Pennsylvania is currently the most likely tipping-point state in the 2020 Electoral College, and, at the moment, Biden is projected to win there by five points. But even if that were to happen, it still puts Pennsylvania three points to the right of the forecast’s national margin (Biden +8 on October 23rd). This means that if the polls are to become tighter and Biden’s national advantage decreases, the rightward move of Pennsylvania may help Trump win. And because most of the near-by potential tipping-point states are right-leaning, exactly as in 2016, Trump could conquer enough Republican-leaning swing states to win a majority in the Electoral College – without winning the national popular vote.
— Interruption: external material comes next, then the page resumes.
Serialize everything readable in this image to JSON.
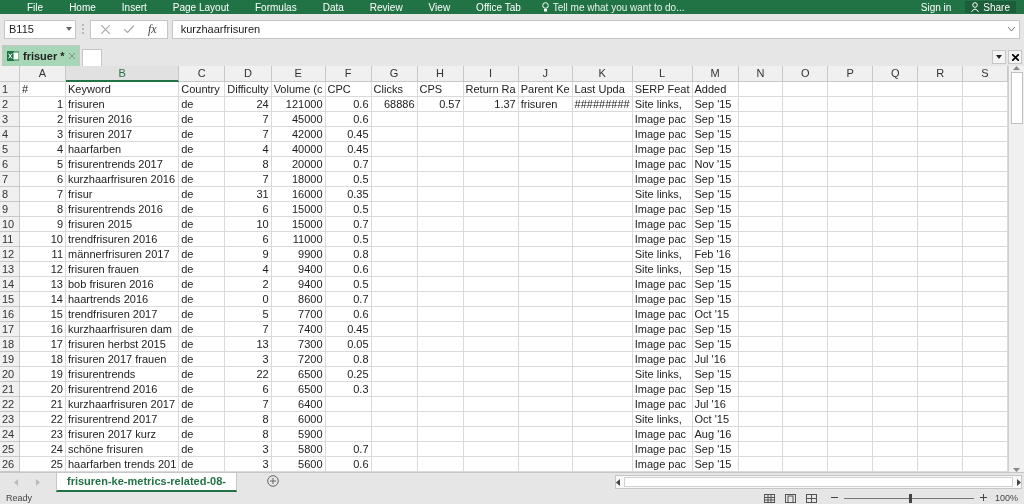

Democrats are strongly vocal against the Electoral College, which dramatically penalized them in 2016 and could reward Trump this year as well. However, the system slightly favored Barack Obama in 2008 and 2012. It also tilted from one party to the other almost every four years since the end of WWII. Voter demographics and even contingent issues (such as the Coronavirus) can shift the Electoral College advantage from Republicans to Democrats, and vice versa.

The only exception comes from the first half of the last century, when Republicans persistently benefited from an Electoral College advantage because Democrats were winning largely in the South, therefore amassing a lot of “wasted” votes. The question is whether the Democratic Party, which is currently concentrating its consensus in the populous coastal states, is steadily re-entering a similar scenario for the second time in its history.